Source: Taipei Times
KICKING UP A STINK: The laid-off workers described the government as being ‘incompetent’ in fighting for their rights and said they will hold more protests on Saturday.
By Shelley Huang / Staff Reporter
Former employees of Japan Airlines’ (JAL) Taiwan branch yesterday gathered in front of the Council of Labor Affairs in Taipei to protest against what they called the council’s turning a blind eye to illegal mass layoffs by the company.
Thu, 05/13/2010 - 02:07 — Admin
By Ji BeibeiSource: Global Times. 13 May 2010.
Six worker suicides in less than five months have put the management of Taiwan-based company Foxconn under a microscope again after another of its employees jumped from a building and died Tuesday in Shenzhen, Guangdong Province.
Thu, 05/06/2010 - 04:29 — Admin

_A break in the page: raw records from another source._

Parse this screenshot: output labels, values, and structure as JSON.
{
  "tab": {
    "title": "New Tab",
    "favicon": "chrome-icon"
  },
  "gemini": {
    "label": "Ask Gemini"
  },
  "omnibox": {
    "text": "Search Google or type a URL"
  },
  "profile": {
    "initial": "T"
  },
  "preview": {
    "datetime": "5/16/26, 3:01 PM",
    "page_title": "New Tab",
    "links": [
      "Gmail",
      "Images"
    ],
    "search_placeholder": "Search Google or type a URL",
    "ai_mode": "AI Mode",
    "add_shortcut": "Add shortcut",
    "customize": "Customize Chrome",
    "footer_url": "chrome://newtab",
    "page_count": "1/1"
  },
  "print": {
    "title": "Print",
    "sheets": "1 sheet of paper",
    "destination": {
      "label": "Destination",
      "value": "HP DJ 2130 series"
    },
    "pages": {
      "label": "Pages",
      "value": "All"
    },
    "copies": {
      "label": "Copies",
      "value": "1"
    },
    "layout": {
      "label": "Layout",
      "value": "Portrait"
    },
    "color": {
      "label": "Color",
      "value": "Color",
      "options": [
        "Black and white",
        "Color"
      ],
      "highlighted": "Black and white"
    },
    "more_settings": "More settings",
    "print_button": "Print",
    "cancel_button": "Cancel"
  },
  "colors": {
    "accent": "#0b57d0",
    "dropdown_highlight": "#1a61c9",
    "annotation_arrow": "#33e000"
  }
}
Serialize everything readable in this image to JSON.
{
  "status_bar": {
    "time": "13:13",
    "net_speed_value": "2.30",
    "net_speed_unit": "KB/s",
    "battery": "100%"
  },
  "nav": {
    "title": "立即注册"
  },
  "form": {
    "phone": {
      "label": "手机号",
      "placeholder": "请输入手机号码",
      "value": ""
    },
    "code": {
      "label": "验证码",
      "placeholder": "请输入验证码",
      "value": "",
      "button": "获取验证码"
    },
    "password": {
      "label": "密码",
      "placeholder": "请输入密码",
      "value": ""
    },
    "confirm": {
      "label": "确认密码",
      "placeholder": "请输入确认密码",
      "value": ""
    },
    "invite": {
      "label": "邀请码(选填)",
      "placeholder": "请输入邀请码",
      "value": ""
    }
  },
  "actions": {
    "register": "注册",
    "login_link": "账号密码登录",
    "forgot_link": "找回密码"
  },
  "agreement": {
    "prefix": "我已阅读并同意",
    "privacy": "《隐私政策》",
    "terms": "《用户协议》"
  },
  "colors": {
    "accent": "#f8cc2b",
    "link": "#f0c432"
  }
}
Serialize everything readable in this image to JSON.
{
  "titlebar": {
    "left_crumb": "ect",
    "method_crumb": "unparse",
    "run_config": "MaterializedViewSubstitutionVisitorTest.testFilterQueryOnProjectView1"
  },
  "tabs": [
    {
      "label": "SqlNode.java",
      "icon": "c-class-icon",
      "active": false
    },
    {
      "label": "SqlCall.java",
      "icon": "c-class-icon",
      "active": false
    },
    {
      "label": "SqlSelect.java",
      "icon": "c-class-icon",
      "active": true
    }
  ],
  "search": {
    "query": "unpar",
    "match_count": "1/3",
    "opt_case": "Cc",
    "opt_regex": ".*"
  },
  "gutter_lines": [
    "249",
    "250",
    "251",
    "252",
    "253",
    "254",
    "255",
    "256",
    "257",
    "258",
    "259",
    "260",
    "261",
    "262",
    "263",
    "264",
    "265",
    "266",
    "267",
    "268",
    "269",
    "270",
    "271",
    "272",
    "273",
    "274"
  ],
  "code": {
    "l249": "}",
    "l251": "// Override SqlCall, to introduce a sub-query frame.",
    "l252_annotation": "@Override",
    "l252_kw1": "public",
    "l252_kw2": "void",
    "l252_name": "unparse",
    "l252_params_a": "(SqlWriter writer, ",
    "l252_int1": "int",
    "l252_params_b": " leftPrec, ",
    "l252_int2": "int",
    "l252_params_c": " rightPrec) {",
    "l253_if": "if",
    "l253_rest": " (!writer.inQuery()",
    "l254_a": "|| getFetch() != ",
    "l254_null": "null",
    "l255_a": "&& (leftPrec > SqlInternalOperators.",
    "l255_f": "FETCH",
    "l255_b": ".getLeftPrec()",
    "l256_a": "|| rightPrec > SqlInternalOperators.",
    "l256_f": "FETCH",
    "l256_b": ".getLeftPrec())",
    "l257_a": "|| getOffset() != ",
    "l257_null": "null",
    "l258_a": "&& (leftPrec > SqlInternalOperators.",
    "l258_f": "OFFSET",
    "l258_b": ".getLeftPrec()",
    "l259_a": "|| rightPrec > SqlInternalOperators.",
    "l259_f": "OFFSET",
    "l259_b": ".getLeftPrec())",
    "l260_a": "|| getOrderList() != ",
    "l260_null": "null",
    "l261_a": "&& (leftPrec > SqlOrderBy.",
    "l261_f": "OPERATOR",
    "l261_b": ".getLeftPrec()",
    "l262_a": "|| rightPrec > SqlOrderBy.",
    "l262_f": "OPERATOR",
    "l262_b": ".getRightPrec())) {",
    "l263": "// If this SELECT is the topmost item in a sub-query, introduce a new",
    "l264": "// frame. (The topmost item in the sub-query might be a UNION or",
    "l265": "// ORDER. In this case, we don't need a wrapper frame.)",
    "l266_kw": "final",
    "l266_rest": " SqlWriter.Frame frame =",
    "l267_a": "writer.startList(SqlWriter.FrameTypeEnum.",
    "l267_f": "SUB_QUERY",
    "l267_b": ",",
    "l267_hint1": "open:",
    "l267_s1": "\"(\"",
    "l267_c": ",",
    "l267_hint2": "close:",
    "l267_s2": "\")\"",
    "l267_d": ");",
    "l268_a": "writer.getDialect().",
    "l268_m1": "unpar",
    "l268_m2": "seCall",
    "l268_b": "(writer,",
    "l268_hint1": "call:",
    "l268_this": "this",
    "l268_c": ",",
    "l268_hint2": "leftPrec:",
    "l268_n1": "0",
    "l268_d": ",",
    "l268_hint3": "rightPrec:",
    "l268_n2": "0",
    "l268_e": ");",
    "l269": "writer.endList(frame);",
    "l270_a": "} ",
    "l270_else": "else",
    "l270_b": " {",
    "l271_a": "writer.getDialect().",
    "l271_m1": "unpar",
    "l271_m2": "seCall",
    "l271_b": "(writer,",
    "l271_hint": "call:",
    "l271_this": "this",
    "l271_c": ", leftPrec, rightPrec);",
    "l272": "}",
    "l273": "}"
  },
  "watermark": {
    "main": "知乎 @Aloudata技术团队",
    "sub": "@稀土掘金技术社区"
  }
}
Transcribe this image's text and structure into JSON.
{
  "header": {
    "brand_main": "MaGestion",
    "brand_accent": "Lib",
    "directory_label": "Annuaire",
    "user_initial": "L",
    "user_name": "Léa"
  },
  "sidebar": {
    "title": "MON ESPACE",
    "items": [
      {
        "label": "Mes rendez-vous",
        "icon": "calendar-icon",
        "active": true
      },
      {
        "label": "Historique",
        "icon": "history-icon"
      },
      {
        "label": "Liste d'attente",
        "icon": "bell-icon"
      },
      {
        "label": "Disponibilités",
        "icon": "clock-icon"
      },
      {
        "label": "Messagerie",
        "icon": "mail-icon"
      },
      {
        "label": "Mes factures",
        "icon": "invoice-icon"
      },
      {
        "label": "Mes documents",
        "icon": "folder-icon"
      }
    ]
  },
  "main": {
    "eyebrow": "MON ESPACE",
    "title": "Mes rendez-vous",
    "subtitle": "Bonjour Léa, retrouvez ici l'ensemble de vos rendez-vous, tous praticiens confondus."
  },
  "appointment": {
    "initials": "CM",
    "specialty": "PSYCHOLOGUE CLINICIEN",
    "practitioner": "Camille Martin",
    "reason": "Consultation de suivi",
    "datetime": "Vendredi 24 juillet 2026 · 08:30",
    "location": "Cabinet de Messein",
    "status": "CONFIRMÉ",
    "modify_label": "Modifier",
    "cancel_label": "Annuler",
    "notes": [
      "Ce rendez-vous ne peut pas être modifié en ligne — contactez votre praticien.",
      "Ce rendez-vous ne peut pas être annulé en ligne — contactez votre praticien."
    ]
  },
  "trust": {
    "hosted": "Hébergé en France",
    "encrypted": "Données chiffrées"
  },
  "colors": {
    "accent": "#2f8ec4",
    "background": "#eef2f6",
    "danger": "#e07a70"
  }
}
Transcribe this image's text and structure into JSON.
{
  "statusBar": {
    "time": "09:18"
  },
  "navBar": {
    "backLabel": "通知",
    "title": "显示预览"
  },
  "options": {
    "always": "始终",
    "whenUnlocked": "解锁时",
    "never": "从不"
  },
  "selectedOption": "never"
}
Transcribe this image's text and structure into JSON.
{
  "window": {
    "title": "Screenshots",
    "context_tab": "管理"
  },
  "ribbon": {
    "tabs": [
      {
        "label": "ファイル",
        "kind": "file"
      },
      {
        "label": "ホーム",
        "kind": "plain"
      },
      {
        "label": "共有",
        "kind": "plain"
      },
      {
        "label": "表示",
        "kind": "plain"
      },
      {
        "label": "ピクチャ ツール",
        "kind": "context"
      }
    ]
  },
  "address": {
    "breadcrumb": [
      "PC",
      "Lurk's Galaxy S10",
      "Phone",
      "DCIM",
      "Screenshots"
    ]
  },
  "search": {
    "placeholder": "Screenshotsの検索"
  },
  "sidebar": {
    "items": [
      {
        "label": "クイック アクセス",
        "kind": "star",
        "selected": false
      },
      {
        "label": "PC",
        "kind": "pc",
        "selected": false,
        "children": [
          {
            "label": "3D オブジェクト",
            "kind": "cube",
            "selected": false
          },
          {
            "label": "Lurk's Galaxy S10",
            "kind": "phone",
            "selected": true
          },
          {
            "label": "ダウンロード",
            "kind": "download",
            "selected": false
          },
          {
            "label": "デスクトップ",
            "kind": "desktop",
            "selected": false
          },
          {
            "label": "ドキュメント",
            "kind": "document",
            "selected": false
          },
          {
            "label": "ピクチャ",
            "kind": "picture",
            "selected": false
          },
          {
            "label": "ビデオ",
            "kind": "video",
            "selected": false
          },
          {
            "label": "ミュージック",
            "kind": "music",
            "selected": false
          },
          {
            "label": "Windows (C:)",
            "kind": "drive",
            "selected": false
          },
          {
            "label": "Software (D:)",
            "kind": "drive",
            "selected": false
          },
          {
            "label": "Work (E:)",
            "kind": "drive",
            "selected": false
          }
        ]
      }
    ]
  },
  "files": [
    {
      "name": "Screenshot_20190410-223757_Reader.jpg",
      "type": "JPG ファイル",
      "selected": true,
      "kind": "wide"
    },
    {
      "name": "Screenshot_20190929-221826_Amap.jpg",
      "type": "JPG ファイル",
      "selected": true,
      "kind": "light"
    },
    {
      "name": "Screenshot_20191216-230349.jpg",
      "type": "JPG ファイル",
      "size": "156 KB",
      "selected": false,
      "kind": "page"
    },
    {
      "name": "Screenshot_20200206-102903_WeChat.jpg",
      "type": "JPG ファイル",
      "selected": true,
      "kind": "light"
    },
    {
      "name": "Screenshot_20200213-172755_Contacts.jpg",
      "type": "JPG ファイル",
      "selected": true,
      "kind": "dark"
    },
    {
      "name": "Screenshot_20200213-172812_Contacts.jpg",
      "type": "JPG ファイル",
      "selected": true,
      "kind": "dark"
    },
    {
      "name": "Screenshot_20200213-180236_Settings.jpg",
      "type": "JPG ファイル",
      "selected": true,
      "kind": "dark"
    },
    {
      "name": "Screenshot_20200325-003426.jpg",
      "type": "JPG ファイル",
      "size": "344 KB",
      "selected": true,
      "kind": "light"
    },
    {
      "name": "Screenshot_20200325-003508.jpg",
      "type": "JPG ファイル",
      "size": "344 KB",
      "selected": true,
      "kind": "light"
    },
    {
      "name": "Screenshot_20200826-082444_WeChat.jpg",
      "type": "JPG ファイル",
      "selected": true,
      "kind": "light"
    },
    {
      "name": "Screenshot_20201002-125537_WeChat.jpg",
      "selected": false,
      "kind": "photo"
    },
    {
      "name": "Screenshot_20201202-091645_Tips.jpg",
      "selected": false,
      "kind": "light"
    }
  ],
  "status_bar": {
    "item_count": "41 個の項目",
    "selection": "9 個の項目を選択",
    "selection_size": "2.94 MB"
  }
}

Migrant workers, trade unionists and students were among those who joined in with the international celebration of May Day in Hong Kong on Saturday. The march was organised by the Hong Kong Confederation of Trade Unions. Demonstrators marched from Victoria Park to the Central Government Offices chanting slogans calling for improvement to labour rights and working conditions. One of the key issues for protestors this year was the demand for a minimum wage of HK$33 per hour. Many workers in Hong Kong are forced to work for poverty wages.
Tue, 04/27/2010 - 14:03 — Admin
By Robert Tierney
There are many Indonesian migrant workers in Taiwan. In fact twice as many of the country's documented migrant workers come from Indonesia as from Vietnam or the Philippines or Thailand, each of which accounts for about 20 percent of 346,000-strong migrant workforce. The vast majority of Indonesian workers are women employed as care-givers for the elderly but there are also a significant number of men.
Sat, 04/24/2010 - 13:35 — Admin
Source: The China Post, 13 April 2010.
TAIPEI, Taiwan -- Young Fast Optoelectronics Co., Ltd., a leading manufacturer of small to medium-sized touch panel sensor (TPS) products, promised yesterday to review and improve employment policies after being accused of violating labor regulations.
Led by labor unions, company employees staged protests accusing the management of assigning students hired by the company to the night shift and forcing them to work more than eight hours per day.
Fri, 10/09/2009 - 03:09 — Admin
(This article is only written in Chinese.)
Tue, 09/08/2009 - 08:46 — Admin
Dragging On and On, HSWs under No Legal Protection! Changing Forever, CLA Tramples upon the Migrant Rights!
A Statement by MENT 2009/08/26
The migrant household service workers (HSWs) have been introduced [to Taiwan] for 17 years, and the legal protection is still beyond the reach of these orphans of labor-right!